Last Updated on May 5, 2015, by eNotes Editorial. Word Count: 434
Mildred Pierce is a domestic tragedy in which wife-husband and mother-daughter relationships are perversely confused. Mildred Pierce’s husband, Herbert (or Bert), is not a good provider, and his need in a wife is for maternal solicitude. Mildred is a capable and intelligent woman who suffers an obsession with her daughter, Veda, which she thinks is mother love. Veda is a talented coloratura soprano whose obsession is herself. Bert deserts his family for a woman who is a mother figure. Mildred, thrown upon her own resources, becomes a successful entrepreneur in the restaurant business and finances her daughter’s musical education, which leads to a bright career. When Veda, constantly betraying her mother, finally deserts her, Mildred is crushed, having lost her unconsciously desired love mate. Cain handles the incest motif more subtly, or perhaps more covertly, and decidedly more effectively here than he does in The Butterfly, published six years later. The novel concludes with Mildred and Bert reunited.

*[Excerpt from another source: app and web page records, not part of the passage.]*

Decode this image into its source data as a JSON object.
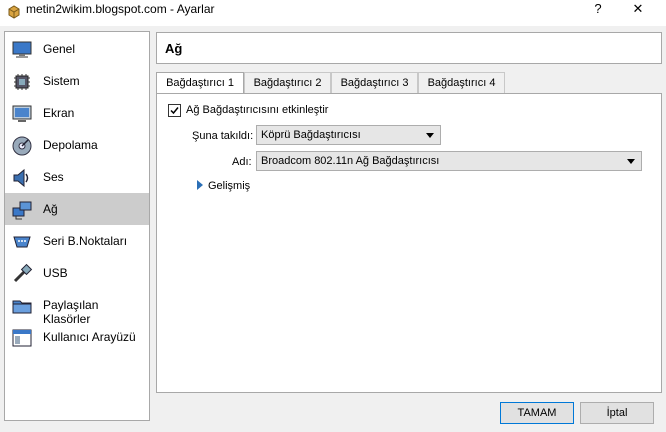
{
  "window": {
    "title": "metin2wikim.blogspot.com - Ayarlar",
    "help_label": "?",
    "close_label": "✕"
  },
  "sidebar": {
    "items": [
      {
        "label": "Genel",
        "icon": "monitor-icon"
      },
      {
        "label": "Sistem",
        "icon": "chip-icon"
      },
      {
        "label": "Ekran",
        "icon": "display-icon"
      },
      {
        "label": "Depolama",
        "icon": "disk-icon"
      },
      {
        "label": "Ses",
        "icon": "speaker-icon"
      },
      {
        "label": "Ağ",
        "icon": "network-icon",
        "selected": true
      },
      {
        "label": "Seri B.Noktaları",
        "icon": "serial-port-icon"
      },
      {
        "label": "USB",
        "icon": "usb-icon"
      },
      {
        "label": "Paylaşılan Klasörler",
        "icon": "folder-icon"
      },
      {
        "label": "Kullanıcı Arayüzü",
        "icon": "window-icon"
      }
    ]
  },
  "page": {
    "title": "Ağ"
  },
  "tabs": [
    {
      "label": "Bağdaştırıcı 1",
      "active": true
    },
    {
      "label": "Bağdaştırıcı 2"
    },
    {
      "label": "Bağdaştırıcı 3"
    },
    {
      "label": "Bağdaştırıcı 4"
    }
  ],
  "adapter": {
    "enable_label": "Ağ Bağdaştırıcısını etkinleştir",
    "enabled": true,
    "attached_label": "Şuna takıldı:",
    "attached_value": "Köprü Bağdaştırıcısı",
    "name_label": "Adı:",
    "name_value": "Broadcom 802.11n Ağ Bağdaştırıcısı",
    "advanced_label": "Gelişmiş"
  },
  "buttons": {
    "ok": "TAMAM",
    "cancel": "İptal"
  },
  "colors": {
    "selected_bg": "#cccccc",
    "accent": "#0078d7",
    "advanced_arrow": "#2b6fb6"
  }
}
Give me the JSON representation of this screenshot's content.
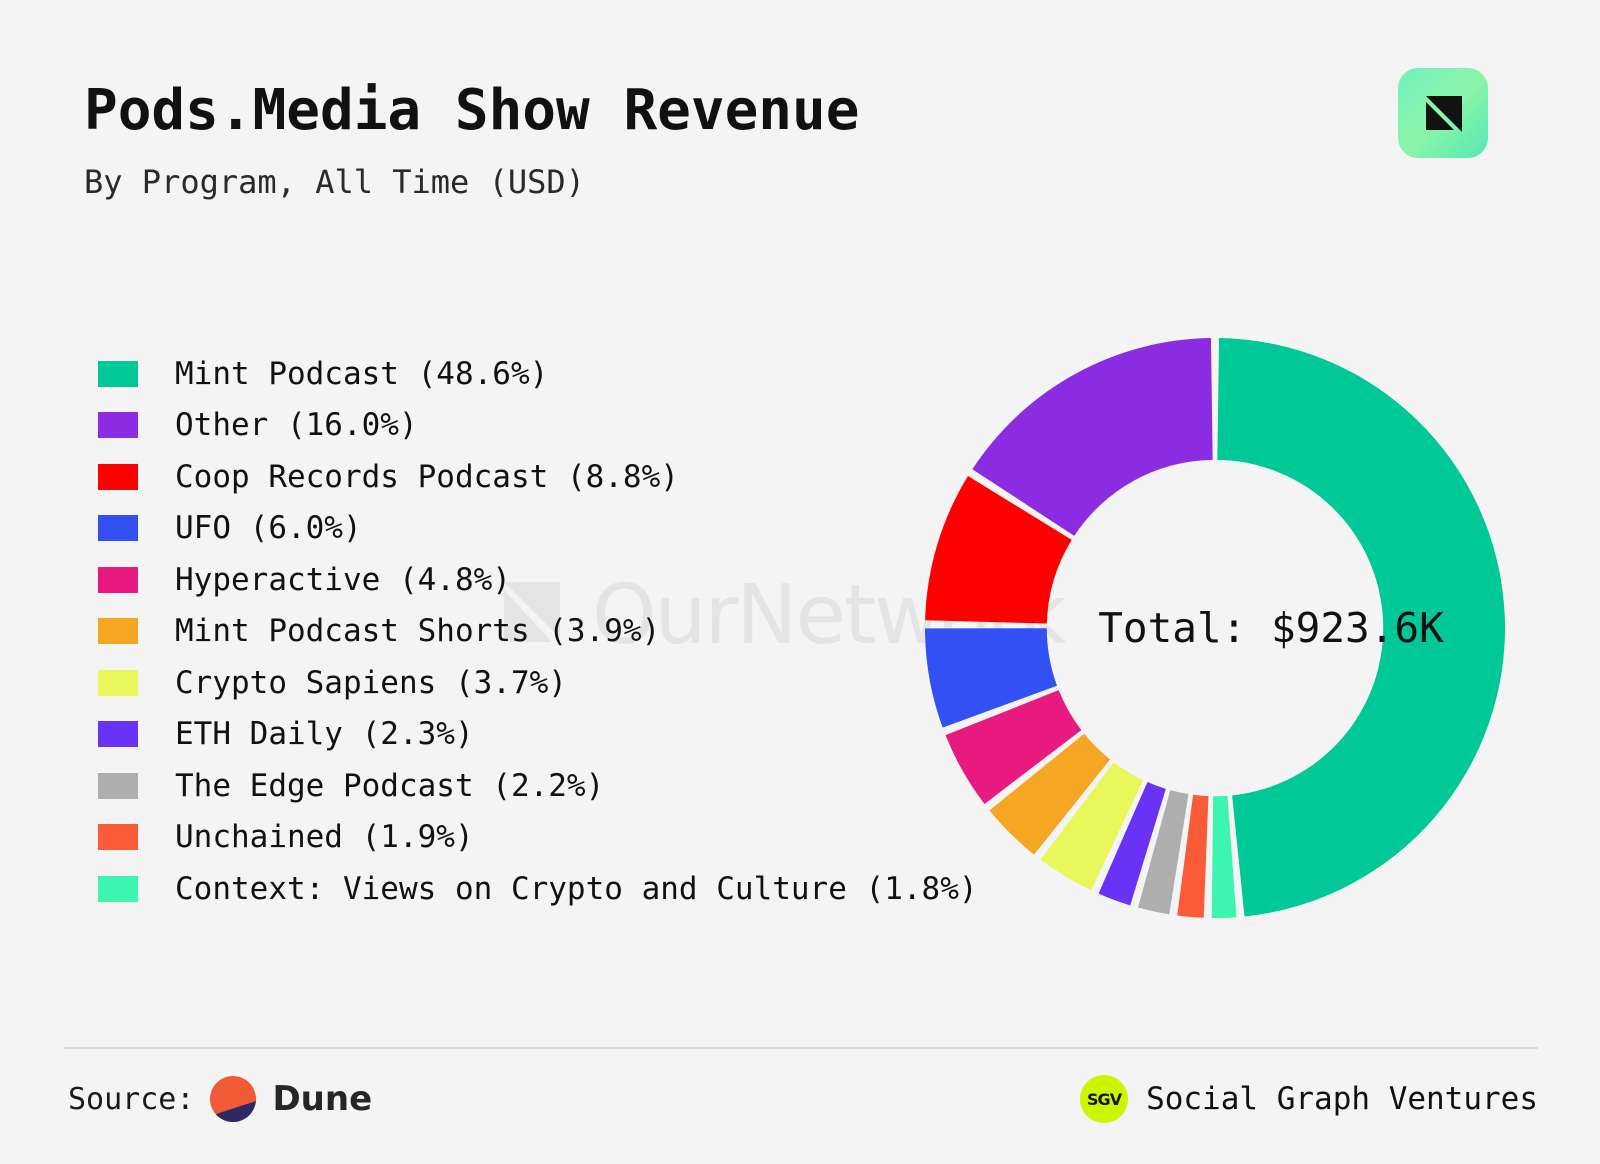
{
  "header": {
    "title": "Pods.Media Show Revenue",
    "subtitle": "By Program, All Time (USD)"
  },
  "brand_badge": {
    "icon": "ournetwork-logo-icon",
    "gradient_from": "#6ff0c0",
    "gradient_to": "#56e8b4",
    "mark_color": "#121212"
  },
  "watermark": {
    "text": "OurNetwork",
    "color": "#e4e4e4"
  },
  "donut": {
    "center_total_label": "Total: $923.6K"
  },
  "footer": {
    "source_label": "Source:",
    "source_name": "Dune",
    "source_logo_icon": "dune-logo-icon",
    "source_logo_colors": {
      "top": "#f05a37",
      "bottom": "#2b2a63"
    },
    "partner_name": "Social Graph Ventures",
    "partner_logo_icon": "sgv-logo-icon",
    "partner_logo_text": "SGV",
    "partner_logo_color": "#ccf500"
  },
  "chart_data": {
    "type": "pie",
    "title": "Pods.Media Show Revenue",
    "subtitle": "By Program, All Time (USD)",
    "units": "USD",
    "total_label": "Total: $923.6K",
    "total_value": 923600,
    "donut": true,
    "inner_radius_ratio": 0.58,
    "legend_position": "left",
    "start_angle_deg": 0,
    "direction": "both-from-top",
    "labels": [
      "Mint Podcast",
      "Other",
      "Coop Records Podcast",
      "UFO",
      "Hyperactive",
      "Mint Podcast Shorts",
      "Crypto Sapiens",
      "ETH Daily",
      "The Edge Podcast",
      "Unchained",
      "Context: Views on Crypto and Culture"
    ],
    "values": [
      48.6,
      16.0,
      8.8,
      6.0,
      4.8,
      3.9,
      3.7,
      2.3,
      2.2,
      1.9,
      1.8
    ],
    "colors": [
      "#00c896",
      "#8b2be2",
      "#ff0000",
      "#3350f5",
      "#e8197f",
      "#f5a623",
      "#e9f75a",
      "#6933f5",
      "#aeaeae",
      "#f95a37",
      "#3df5b0"
    ],
    "legend_entries": [
      {
        "label": "Mint Podcast (48.6%)",
        "color": "#00c896"
      },
      {
        "label": "Other (16.0%)",
        "color": "#8b2be2"
      },
      {
        "label": "Coop Records Podcast (8.8%)",
        "color": "#ff0000"
      },
      {
        "label": "UFO (6.0%)",
        "color": "#3350f5"
      },
      {
        "label": "Hyperactive (4.8%)",
        "color": "#e8197f"
      },
      {
        "label": "Mint Podcast Shorts (3.9%)",
        "color": "#f5a623"
      },
      {
        "label": "Crypto Sapiens (3.7%)",
        "color": "#e9f75a"
      },
      {
        "label": "ETH Daily (2.3%)",
        "color": "#6933f5"
      },
      {
        "label": "The Edge Podcast (2.2%)",
        "color": "#aeaeae"
      },
      {
        "label": "Unchained (1.9%)",
        "color": "#f95a37"
      },
      {
        "label": "Context: Views on Crypto and Culture (1.8%)",
        "color": "#3df5b0"
      }
    ]
  }
}
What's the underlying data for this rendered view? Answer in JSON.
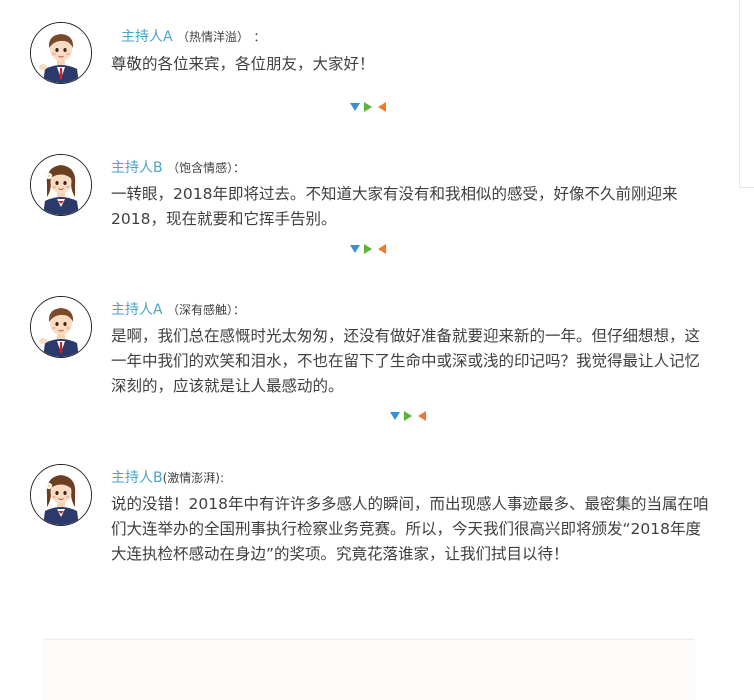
{
  "dialogues": [
    {
      "speaker": "主持人A",
      "mood": "（热情洋溢）",
      "colon": "：",
      "text": "尊敬的各位来宾，各位朋友，大家好！"
    },
    {
      "speaker": "主持人B",
      "mood": "（饱含情感）：",
      "colon": "",
      "text": "一转眼，2018年即将过去。不知道大家有没有和我相似的感受，好像不久前刚迎来2018，现在就要和它挥手告别。"
    },
    {
      "speaker": "主持人A",
      "mood": "（深有感触）：",
      "colon": "",
      "text": "是啊，我们总在感慨时光太匆匆，还没有做好准备就要迎来新的一年。但仔细想想，这一年中我们的欢笑和泪水，不也在留下了生命中或深或浅的印记吗？我觉得最让人记忆深刻的，应该就是让人最感动的。"
    },
    {
      "speaker": "主持人B",
      "mood": "(激情澎湃):",
      "colon": "",
      "text": "说的没错！2018年中有许许多多感人的瞬间，而出现感人事迹最多、最密集的当属在咱们大连举办的全国刑事执行检察业务竞赛。所以，今天我们很高兴即将颁发“2018年度大连执检杯感动在身边”的奖项。究竟花落谁家，让我们拭目以待！"
    }
  ],
  "icons": {
    "avatar_male": "boy-host-avatar-icon",
    "avatar_female": "girl-host-avatar-icon",
    "divider": "triangle-divider-icon"
  },
  "colors": {
    "speaker_name": "#4aa3c8",
    "text": "#3f3f3f",
    "triangle_blue": "#3a8fd0",
    "triangle_green": "#5ab43c",
    "triangle_orange": "#f07a2a"
  }
}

The transformation of Mildred from a mother who would be wife to her daughter to a wife who resigns herself to mothering her husband is signaled in two keynote episodes. The first is the one in which Mildred learns that Veda is pregnant. Her immediate reaction is neither maternal protectiveness nor the murderous anger that Bert will feel toward the man responsible, but a fierce “jealousy . . . so overwhelming that Mildred actually was afraid she would vomit.” This response is a betrayed lover’s reaction, not a mother’s. The distraught Mildred asks Veda “if she’d like to sleep with her, ’just for tonight.’” Veda declines, and Mildred spends a wakeful night “with the jealousy gnawing at her.”

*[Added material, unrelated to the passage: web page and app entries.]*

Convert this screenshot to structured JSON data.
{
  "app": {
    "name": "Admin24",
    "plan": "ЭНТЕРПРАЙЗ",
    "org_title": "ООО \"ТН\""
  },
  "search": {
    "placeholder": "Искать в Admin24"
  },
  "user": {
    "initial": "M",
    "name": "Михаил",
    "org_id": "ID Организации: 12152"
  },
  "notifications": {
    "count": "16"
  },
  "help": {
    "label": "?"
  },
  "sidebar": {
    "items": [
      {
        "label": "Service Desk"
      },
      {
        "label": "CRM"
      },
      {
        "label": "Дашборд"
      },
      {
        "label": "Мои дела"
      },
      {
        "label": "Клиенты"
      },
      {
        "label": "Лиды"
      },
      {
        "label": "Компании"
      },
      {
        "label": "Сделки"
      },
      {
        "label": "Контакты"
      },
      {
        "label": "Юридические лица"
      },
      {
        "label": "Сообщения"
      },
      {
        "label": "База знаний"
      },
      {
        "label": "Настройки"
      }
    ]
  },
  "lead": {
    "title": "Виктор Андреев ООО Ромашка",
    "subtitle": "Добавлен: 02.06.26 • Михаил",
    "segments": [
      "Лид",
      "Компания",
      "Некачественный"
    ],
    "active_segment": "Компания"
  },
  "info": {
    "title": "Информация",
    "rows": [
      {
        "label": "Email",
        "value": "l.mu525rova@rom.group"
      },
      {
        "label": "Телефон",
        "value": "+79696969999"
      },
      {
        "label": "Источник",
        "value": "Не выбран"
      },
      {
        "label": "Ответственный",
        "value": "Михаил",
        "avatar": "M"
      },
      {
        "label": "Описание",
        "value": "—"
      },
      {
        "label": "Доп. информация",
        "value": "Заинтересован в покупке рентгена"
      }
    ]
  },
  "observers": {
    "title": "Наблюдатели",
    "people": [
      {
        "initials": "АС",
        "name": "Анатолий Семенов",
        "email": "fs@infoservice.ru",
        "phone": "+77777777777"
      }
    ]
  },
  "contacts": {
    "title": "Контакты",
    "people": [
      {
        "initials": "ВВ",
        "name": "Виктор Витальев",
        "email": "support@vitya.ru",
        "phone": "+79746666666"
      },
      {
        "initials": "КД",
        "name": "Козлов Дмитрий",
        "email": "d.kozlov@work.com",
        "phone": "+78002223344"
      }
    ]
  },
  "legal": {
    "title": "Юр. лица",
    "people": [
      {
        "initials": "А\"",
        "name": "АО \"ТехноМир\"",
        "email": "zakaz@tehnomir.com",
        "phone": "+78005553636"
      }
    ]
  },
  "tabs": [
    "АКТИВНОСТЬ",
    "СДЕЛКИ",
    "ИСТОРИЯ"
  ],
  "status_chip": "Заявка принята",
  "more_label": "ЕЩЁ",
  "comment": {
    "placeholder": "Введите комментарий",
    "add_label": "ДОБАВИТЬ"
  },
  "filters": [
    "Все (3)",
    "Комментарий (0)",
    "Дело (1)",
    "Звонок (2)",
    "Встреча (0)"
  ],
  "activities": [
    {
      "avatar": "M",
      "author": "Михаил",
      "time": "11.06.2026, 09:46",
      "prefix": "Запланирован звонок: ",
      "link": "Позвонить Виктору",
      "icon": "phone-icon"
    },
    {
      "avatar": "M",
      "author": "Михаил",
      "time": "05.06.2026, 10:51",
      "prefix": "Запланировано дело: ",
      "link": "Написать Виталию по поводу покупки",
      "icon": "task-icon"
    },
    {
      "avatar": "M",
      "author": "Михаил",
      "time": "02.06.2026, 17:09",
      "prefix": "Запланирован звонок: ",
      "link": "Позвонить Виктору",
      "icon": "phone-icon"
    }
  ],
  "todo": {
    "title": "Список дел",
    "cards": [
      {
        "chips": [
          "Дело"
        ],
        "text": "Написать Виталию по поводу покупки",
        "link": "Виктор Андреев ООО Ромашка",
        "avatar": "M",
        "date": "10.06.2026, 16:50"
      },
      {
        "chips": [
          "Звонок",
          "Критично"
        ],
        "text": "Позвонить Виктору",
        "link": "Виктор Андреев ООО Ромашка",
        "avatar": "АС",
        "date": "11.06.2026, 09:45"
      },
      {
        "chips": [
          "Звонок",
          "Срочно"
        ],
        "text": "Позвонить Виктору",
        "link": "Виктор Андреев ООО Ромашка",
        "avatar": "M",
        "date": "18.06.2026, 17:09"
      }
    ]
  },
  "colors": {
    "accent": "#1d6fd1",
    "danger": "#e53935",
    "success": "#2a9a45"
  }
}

The second episode is the conclusion of the novel. Bert says to Mildred “to hell with” Veda, and Mildred, sensing his meaning, manages to swallow her sobs “and draw the knife across an umbilical cord.” The indefinite article is functionally ambiguous, referring both to Veda, whose frustrated lover Mildred ceases to be, and to Bert, whose resigned mother she now becomes.

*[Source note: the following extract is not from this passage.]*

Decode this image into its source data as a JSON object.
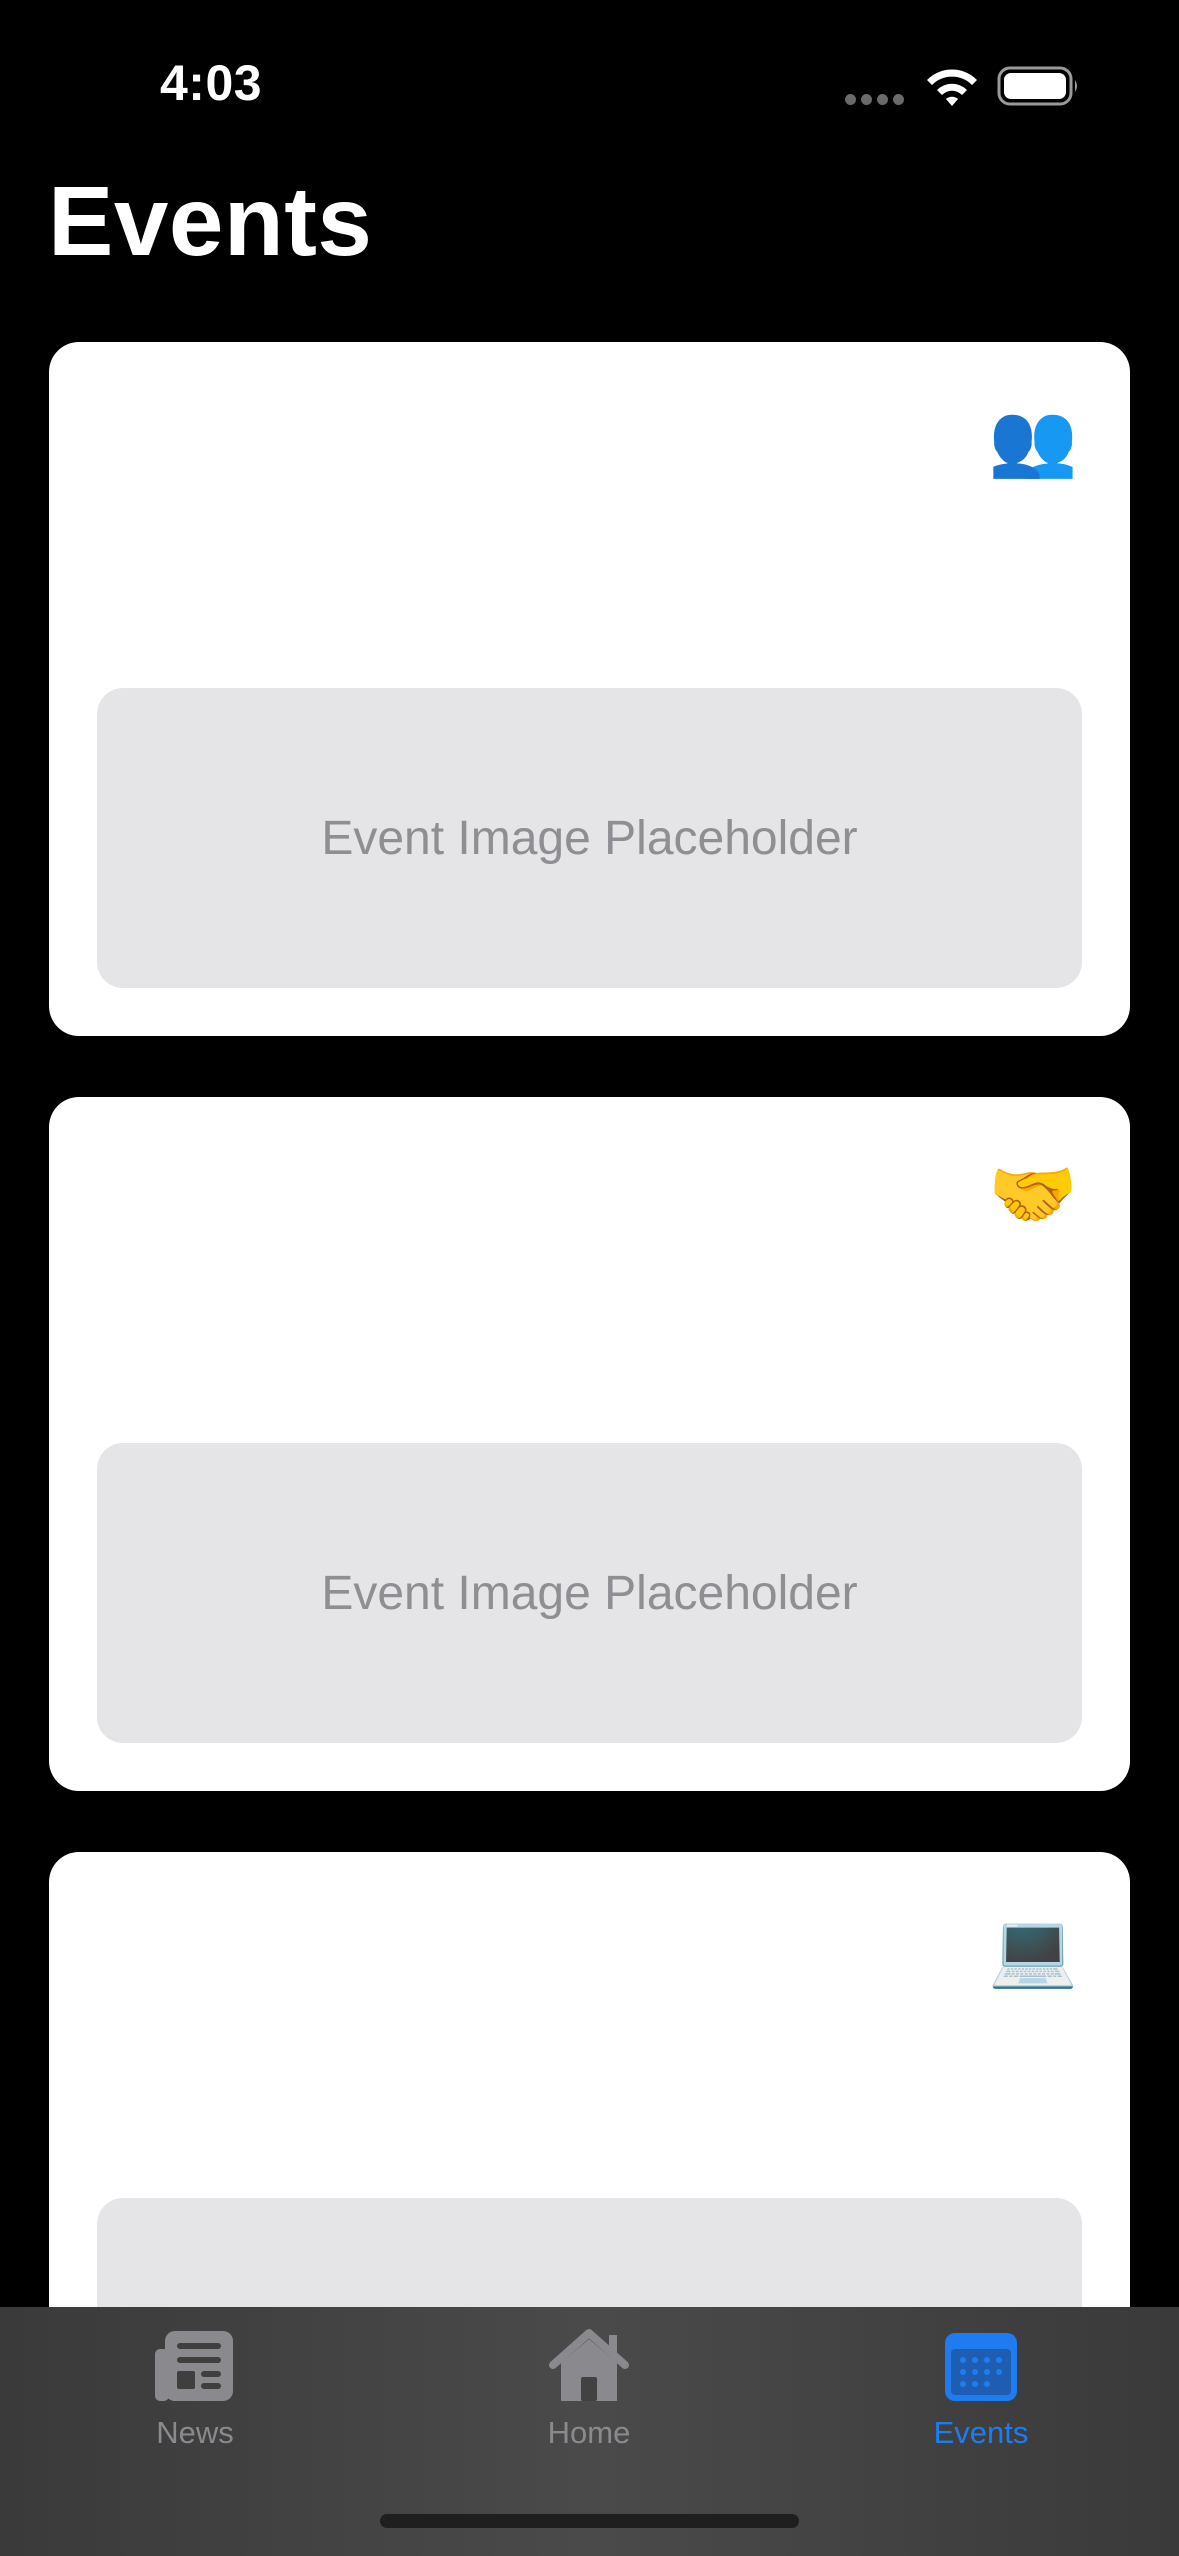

Mildred Pierce, as a long novel in third-person narration which is not a crime story or thriller, is not standard Cain; its pessimism, however, is standard Cain. Its emphasis upon vacuous materialism in the worlds of business and professional entertainment and its disclosure of affections transmuted by sublimation make it Cain’s most pessimistic work. That it is, at the same time, not bitter or misanthropic in its effect is attributable to the author’s sympathetic understanding of the forces and the emotions that move its characters; in this novel, Cain created his finest characterizations.